┌────────

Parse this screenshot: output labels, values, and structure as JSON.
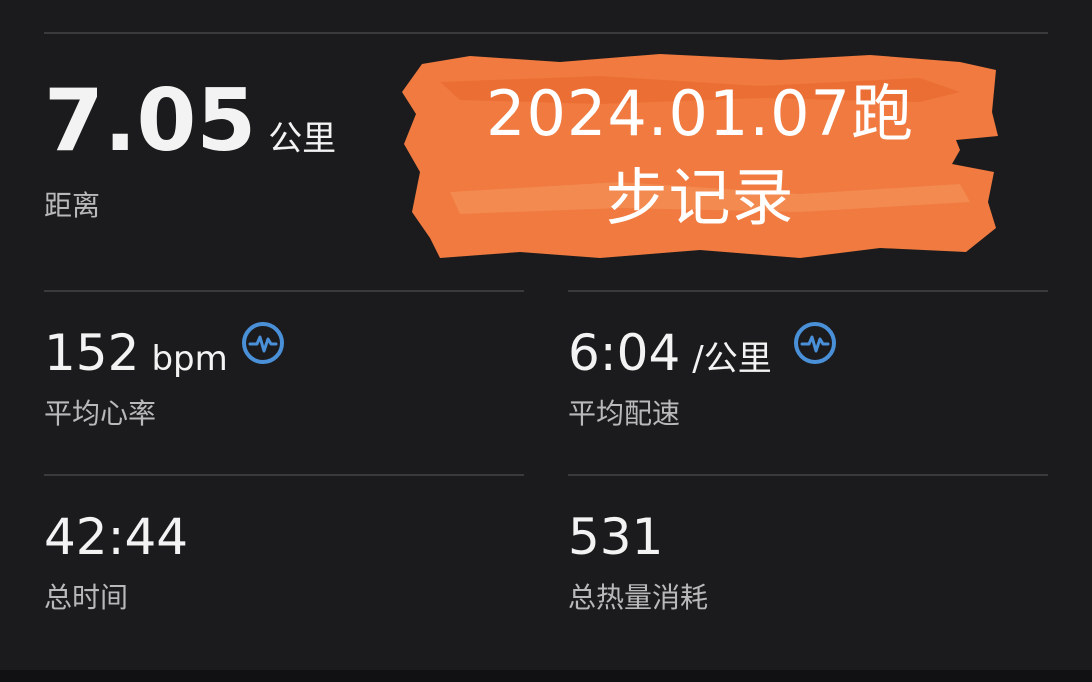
{
  "distance": {
    "value": "7.05",
    "unit": "公里",
    "label": "距离"
  },
  "heart_rate": {
    "value": "152",
    "unit": "bpm",
    "label": "平均心率",
    "icon": "heart-rate-icon"
  },
  "pace": {
    "value": "6:04",
    "unit": "/公里",
    "label": "平均配速",
    "icon": "heart-rate-icon"
  },
  "total_time": {
    "value": "42:44",
    "label": "总时间"
  },
  "calories": {
    "value": "531",
    "label": "总热量消耗"
  },
  "banner": {
    "line1": "2024.01.07跑",
    "line2": "步记录",
    "color": "#f07a3f"
  },
  "colors": {
    "background": "#1b1b1d",
    "divider": "#3a3a3c",
    "icon": "#4a90d9"
  }
}
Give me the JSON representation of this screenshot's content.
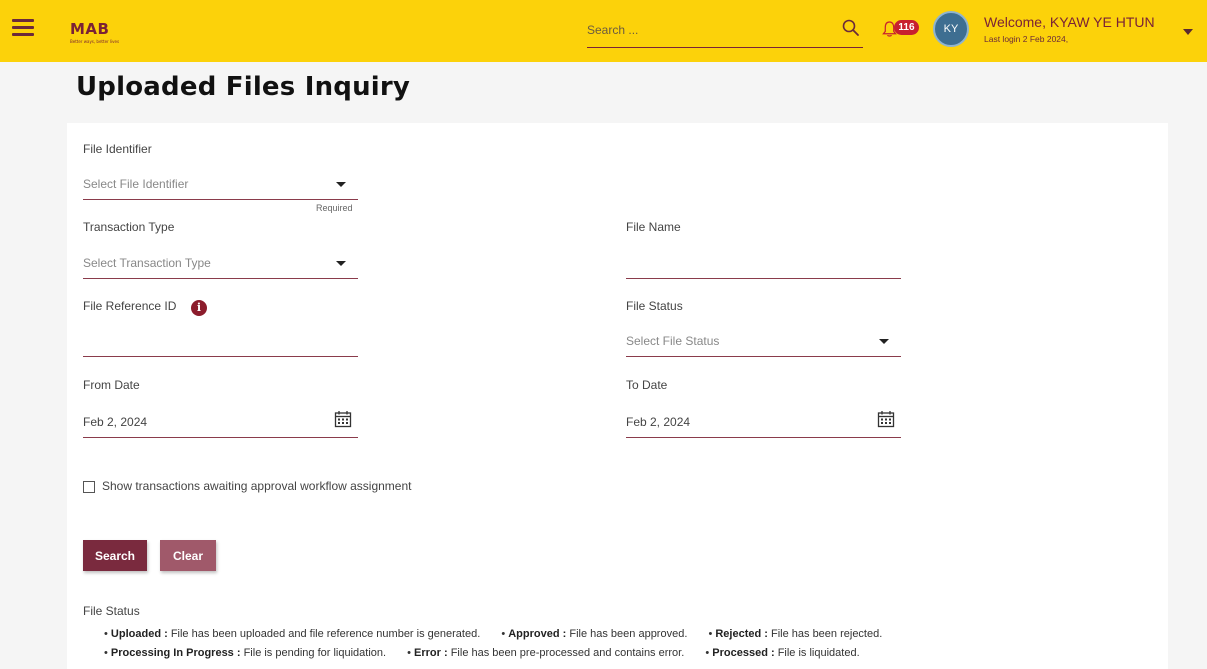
{
  "header": {
    "logo_text": "MAB",
    "logo_tagline": "Better ways, better lives",
    "search_placeholder": "Search ...",
    "notification_count": "116",
    "avatar_initials": "KY",
    "welcome_text": "Welcome, KYAW YE HTUN",
    "last_login": "Last login 2 Feb 2024,"
  },
  "page": {
    "title": "Uploaded Files Inquiry"
  },
  "form": {
    "file_identifier": {
      "label": "File Identifier",
      "placeholder": "Select File Identifier",
      "hint": "Required"
    },
    "transaction_type": {
      "label": "Transaction Type",
      "placeholder": "Select Transaction Type"
    },
    "file_name": {
      "label": "File Name",
      "value": ""
    },
    "file_reference_id": {
      "label": "File Reference ID",
      "value": ""
    },
    "file_status": {
      "label": "File Status",
      "placeholder": "Select File Status"
    },
    "from_date": {
      "label": "From Date",
      "value": "Feb 2, 2024"
    },
    "to_date": {
      "label": "To Date",
      "value": "Feb 2, 2024"
    },
    "awaiting_checkbox": {
      "label": "Show transactions awaiting approval workflow assignment",
      "checked": false
    },
    "search_button": "Search",
    "clear_button": "Clear"
  },
  "legend": {
    "title": "File Status",
    "line1": [
      {
        "term": "Uploaded :",
        "desc": " File has been uploaded and file reference number is generated."
      },
      {
        "term": "Approved :",
        "desc": " File has been approved."
      },
      {
        "term": "Rejected :",
        "desc": " File has been rejected."
      }
    ],
    "line2": [
      {
        "term": "Processing In Progress :",
        "desc": " File is pending for liquidation."
      },
      {
        "term": "Error :",
        "desc": " File has been pre-processed and contains error."
      },
      {
        "term": "Processed :",
        "desc": " File is liquidated."
      }
    ]
  },
  "colors": {
    "topbar": "#fcd20a",
    "brand": "#7a2236",
    "primary_button": "#7a2a3e",
    "secondary_button": "#a0596a",
    "badge": "#c8202f"
  }
}
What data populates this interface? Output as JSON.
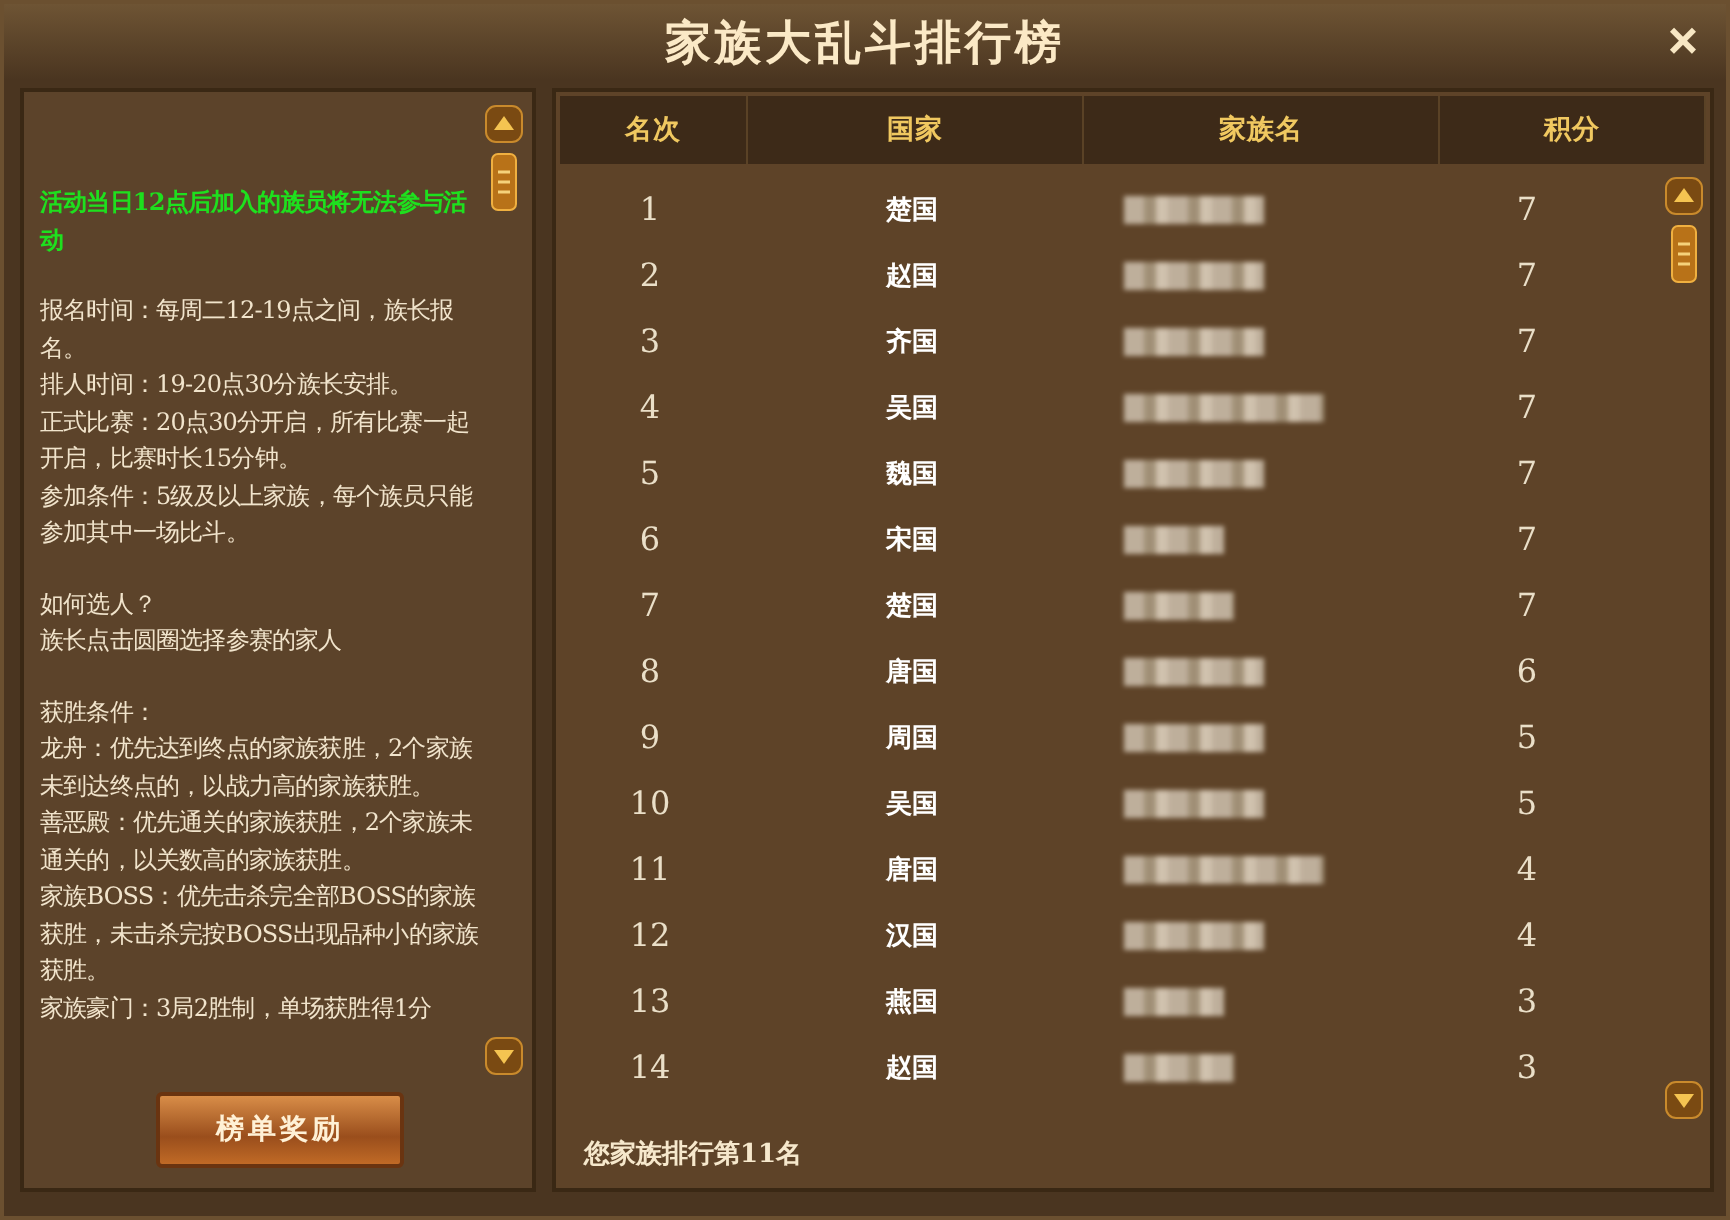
{
  "window": {
    "title": "家族大乱斗排行榜",
    "close": "×"
  },
  "rules": {
    "sections": [
      [
        {
          "kind": "notice",
          "text": "活动当日12点后加入的族员将无法参与活动"
        }
      ],
      [
        {
          "kind": "normal",
          "text": "报名时间：每周二12-19点之间，族长报名。"
        },
        {
          "kind": "normal",
          "text": "排人时间：19-20点30分族长安排。"
        },
        {
          "kind": "normal",
          "text": "正式比赛：20点30分开启，所有比赛一起开启，比赛时长15分钟。"
        },
        {
          "kind": "normal",
          "text": "参加条件：5级及以上家族，每个族员只能参加其中一场比斗。"
        }
      ],
      [
        {
          "kind": "normal",
          "text": "如何选人？"
        },
        {
          "kind": "normal",
          "text": "族长点击圆圈选择参赛的家人"
        }
      ],
      [
        {
          "kind": "normal",
          "text": "获胜条件："
        },
        {
          "kind": "normal",
          "text": "龙舟：优先达到终点的家族获胜，2个家族未到达终点的，以战力高的家族获胜。"
        },
        {
          "kind": "normal",
          "text": "善恶殿：优先通关的家族获胜，2个家族未通关的，以关数高的家族获胜。"
        },
        {
          "kind": "normal",
          "text": "家族BOSS：优先击杀完全部BOSS的家族获胜，未击杀完按BOSS出现品种小的家族获胜。"
        },
        {
          "kind": "normal",
          "text": "家族豪门：3局2胜制，单场获胜得1分"
        }
      ]
    ],
    "button": "榜单奖励"
  },
  "table": {
    "columns": [
      "名次",
      "国家",
      "家族名",
      "积分"
    ],
    "rows": [
      {
        "rank": "1",
        "country": "楚国",
        "score": "7"
      },
      {
        "rank": "2",
        "country": "赵国",
        "score": "7"
      },
      {
        "rank": "3",
        "country": "齐国",
        "score": "7"
      },
      {
        "rank": "4",
        "country": "吴国",
        "score": "7"
      },
      {
        "rank": "5",
        "country": "魏国",
        "score": "7"
      },
      {
        "rank": "6",
        "country": "宋国",
        "score": "7"
      },
      {
        "rank": "7",
        "country": "楚国",
        "score": "7"
      },
      {
        "rank": "8",
        "country": "唐国",
        "score": "6"
      },
      {
        "rank": "9",
        "country": "周国",
        "score": "5"
      },
      {
        "rank": "10",
        "country": "吴国",
        "score": "5"
      },
      {
        "rank": "11",
        "country": "唐国",
        "score": "4"
      },
      {
        "rank": "12",
        "country": "汉国",
        "score": "4"
      },
      {
        "rank": "13",
        "country": "燕国",
        "score": "3"
      },
      {
        "rank": "14",
        "country": "赵国",
        "score": "3"
      }
    ],
    "footer": "您家族排行第11名"
  }
}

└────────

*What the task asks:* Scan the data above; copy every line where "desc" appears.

*Output:*
        "desc": " File has been uploaded and file reference number is generated."
        "desc": " File has been approved."
        "desc": " File has been rejected."
        "desc": " File is pending for liquidation."
        "desc": " File has been pre-processed and contains error."
        "desc": " File is liquidated."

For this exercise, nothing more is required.